◆ **Your task**:
Look for the word "path" in the entries below, then copy every line that has it.

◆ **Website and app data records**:

※

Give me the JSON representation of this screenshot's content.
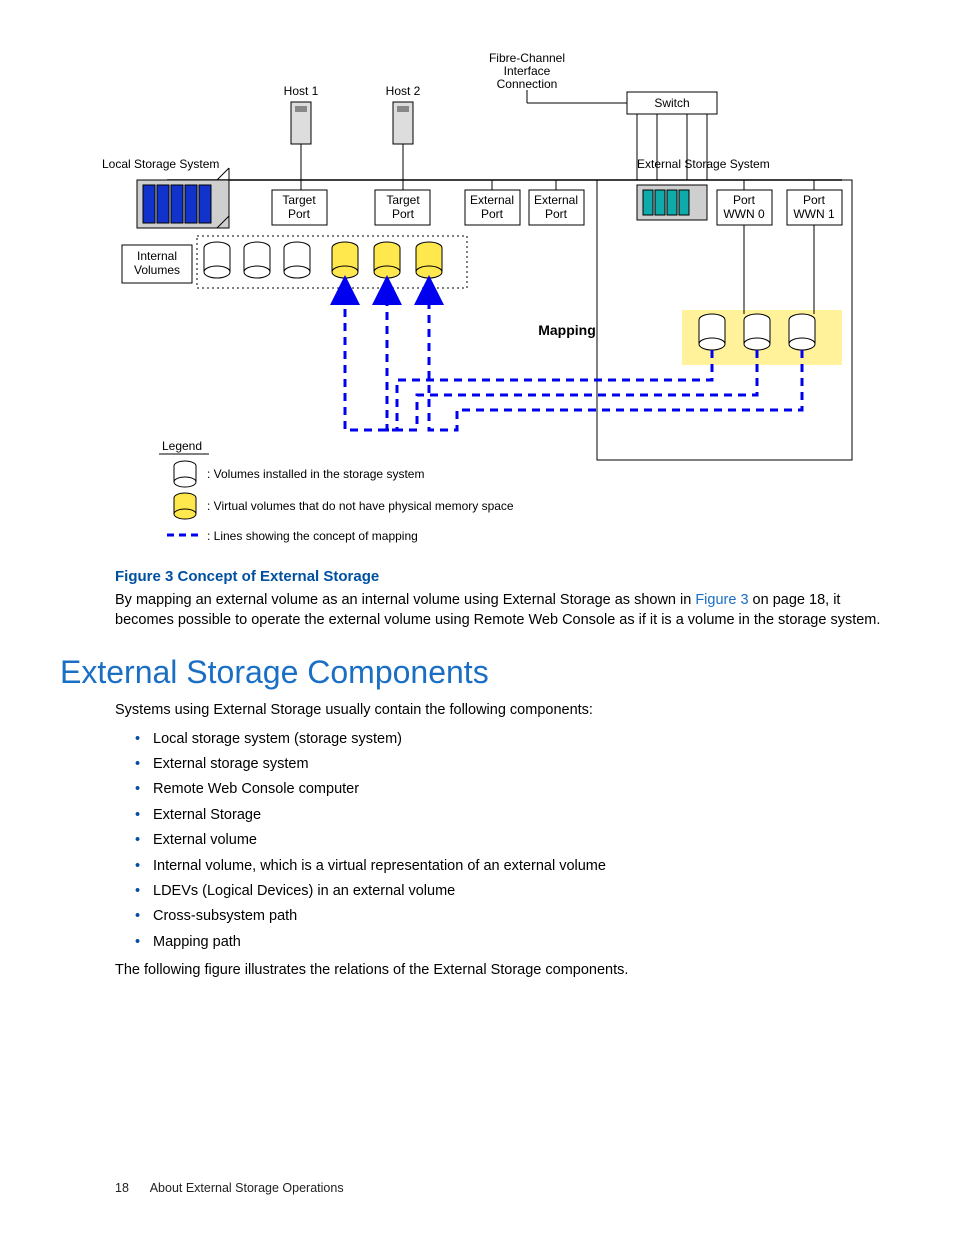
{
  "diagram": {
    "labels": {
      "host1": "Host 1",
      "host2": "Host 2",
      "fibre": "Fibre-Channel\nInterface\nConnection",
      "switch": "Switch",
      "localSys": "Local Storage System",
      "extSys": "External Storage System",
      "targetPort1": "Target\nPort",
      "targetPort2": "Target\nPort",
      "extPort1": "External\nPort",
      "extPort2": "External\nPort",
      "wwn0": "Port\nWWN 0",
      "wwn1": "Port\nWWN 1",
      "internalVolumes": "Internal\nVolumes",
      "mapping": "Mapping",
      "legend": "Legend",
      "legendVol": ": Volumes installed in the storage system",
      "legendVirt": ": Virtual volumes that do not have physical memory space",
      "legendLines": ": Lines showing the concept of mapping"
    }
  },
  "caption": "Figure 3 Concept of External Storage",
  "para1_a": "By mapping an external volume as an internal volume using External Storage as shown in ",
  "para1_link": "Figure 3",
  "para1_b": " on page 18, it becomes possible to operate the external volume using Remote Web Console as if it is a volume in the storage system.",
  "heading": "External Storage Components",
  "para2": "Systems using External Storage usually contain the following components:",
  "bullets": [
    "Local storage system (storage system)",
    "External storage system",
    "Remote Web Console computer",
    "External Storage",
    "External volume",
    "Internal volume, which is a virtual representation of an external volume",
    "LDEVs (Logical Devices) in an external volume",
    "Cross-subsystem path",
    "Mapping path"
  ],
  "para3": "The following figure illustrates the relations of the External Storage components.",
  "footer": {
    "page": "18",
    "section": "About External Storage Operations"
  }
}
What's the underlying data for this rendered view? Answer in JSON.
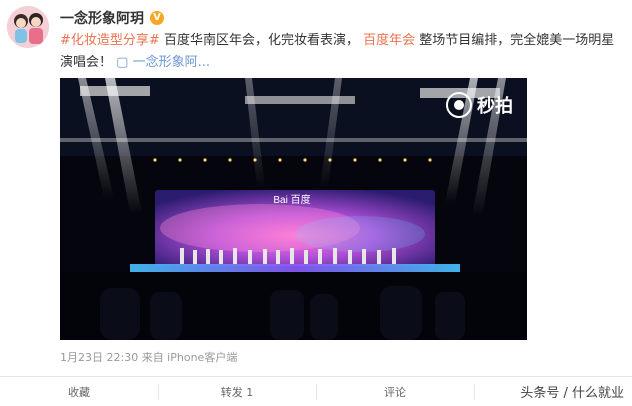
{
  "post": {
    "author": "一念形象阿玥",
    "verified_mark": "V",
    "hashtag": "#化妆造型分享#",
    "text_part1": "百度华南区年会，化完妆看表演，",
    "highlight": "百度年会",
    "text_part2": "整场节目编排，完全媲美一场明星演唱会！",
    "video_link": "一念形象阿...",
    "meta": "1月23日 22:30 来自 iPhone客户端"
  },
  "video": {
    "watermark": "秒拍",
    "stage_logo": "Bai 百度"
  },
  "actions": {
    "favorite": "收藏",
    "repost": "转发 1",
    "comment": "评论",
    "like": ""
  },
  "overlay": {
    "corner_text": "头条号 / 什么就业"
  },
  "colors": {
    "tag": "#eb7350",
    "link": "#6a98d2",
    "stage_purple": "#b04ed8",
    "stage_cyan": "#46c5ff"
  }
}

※

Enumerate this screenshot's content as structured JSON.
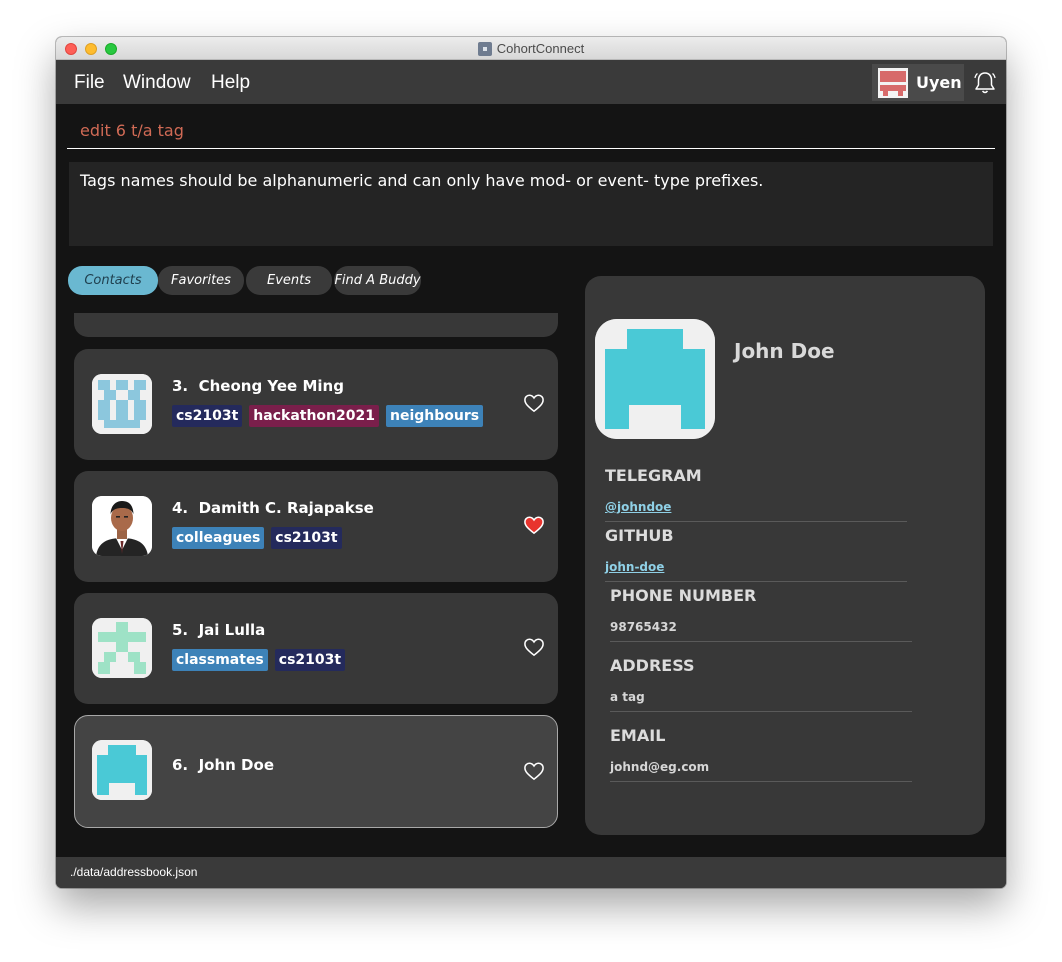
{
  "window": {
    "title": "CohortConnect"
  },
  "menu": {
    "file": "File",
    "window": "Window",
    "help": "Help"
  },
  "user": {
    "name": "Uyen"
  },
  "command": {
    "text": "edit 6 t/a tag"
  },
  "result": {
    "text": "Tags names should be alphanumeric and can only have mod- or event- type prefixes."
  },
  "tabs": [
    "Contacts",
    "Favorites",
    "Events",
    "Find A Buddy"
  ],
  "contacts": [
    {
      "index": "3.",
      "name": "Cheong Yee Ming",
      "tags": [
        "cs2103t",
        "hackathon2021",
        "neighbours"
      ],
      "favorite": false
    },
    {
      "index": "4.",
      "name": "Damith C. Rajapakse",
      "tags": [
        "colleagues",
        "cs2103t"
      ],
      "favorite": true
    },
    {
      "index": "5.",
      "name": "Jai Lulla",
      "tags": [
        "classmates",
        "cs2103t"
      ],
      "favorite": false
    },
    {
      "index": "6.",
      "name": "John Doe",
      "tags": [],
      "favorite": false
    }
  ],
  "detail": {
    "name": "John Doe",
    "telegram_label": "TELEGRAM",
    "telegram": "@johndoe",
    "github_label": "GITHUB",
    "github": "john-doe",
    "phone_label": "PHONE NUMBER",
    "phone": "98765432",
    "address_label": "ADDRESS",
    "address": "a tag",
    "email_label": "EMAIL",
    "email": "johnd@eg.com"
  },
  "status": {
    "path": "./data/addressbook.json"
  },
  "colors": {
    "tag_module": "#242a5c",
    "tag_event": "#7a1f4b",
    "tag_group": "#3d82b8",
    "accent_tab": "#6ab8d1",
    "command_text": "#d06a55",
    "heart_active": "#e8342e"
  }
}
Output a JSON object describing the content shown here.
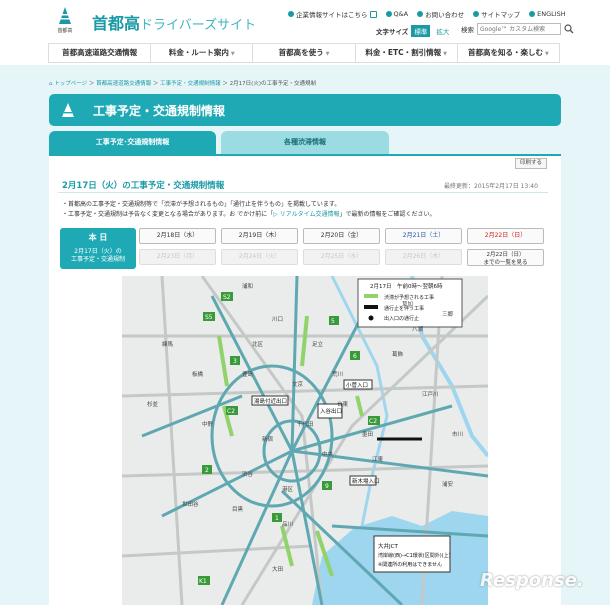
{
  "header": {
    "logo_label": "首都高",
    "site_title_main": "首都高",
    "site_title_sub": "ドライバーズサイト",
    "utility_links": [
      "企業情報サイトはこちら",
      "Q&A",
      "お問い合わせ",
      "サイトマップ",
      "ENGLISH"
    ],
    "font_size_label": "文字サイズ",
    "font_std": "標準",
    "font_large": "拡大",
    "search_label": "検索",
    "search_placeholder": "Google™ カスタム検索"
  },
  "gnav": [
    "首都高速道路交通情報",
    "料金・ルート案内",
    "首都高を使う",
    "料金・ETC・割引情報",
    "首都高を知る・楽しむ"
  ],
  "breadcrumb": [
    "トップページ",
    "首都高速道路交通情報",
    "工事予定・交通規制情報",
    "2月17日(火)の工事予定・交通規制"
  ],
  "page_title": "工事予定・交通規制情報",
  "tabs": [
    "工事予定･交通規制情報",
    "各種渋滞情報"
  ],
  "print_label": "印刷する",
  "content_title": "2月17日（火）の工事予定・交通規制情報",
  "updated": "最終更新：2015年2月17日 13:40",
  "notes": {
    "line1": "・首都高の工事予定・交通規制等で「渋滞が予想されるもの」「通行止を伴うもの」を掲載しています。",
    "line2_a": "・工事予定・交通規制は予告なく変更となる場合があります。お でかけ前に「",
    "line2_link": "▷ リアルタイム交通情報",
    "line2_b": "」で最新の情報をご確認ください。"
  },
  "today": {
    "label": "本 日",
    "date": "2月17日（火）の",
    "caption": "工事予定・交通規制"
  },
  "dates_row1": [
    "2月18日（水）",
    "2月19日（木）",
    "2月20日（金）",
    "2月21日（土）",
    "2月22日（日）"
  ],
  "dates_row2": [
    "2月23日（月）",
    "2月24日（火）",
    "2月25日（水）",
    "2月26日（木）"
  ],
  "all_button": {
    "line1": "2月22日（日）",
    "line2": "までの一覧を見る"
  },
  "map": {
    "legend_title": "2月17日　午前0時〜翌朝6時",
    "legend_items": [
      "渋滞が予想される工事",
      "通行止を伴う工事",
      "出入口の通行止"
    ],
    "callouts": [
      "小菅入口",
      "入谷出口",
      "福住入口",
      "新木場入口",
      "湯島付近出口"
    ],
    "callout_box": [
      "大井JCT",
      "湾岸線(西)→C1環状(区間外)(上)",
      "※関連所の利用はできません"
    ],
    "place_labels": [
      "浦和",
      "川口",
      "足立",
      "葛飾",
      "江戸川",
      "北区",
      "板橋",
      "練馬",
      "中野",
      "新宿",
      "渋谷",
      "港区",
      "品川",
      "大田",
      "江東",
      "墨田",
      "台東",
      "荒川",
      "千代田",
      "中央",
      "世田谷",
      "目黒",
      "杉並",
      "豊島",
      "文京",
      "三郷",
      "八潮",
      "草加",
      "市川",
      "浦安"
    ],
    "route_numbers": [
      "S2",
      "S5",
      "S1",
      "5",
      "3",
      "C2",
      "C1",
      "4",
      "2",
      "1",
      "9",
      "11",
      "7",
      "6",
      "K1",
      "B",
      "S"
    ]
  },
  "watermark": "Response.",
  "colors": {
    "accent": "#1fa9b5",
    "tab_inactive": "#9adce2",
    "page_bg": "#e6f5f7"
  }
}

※

◆ **Exercise response**:
    "Cross-subsystem path",
    "Mapping path"
    "path": "./data/addressbook.json"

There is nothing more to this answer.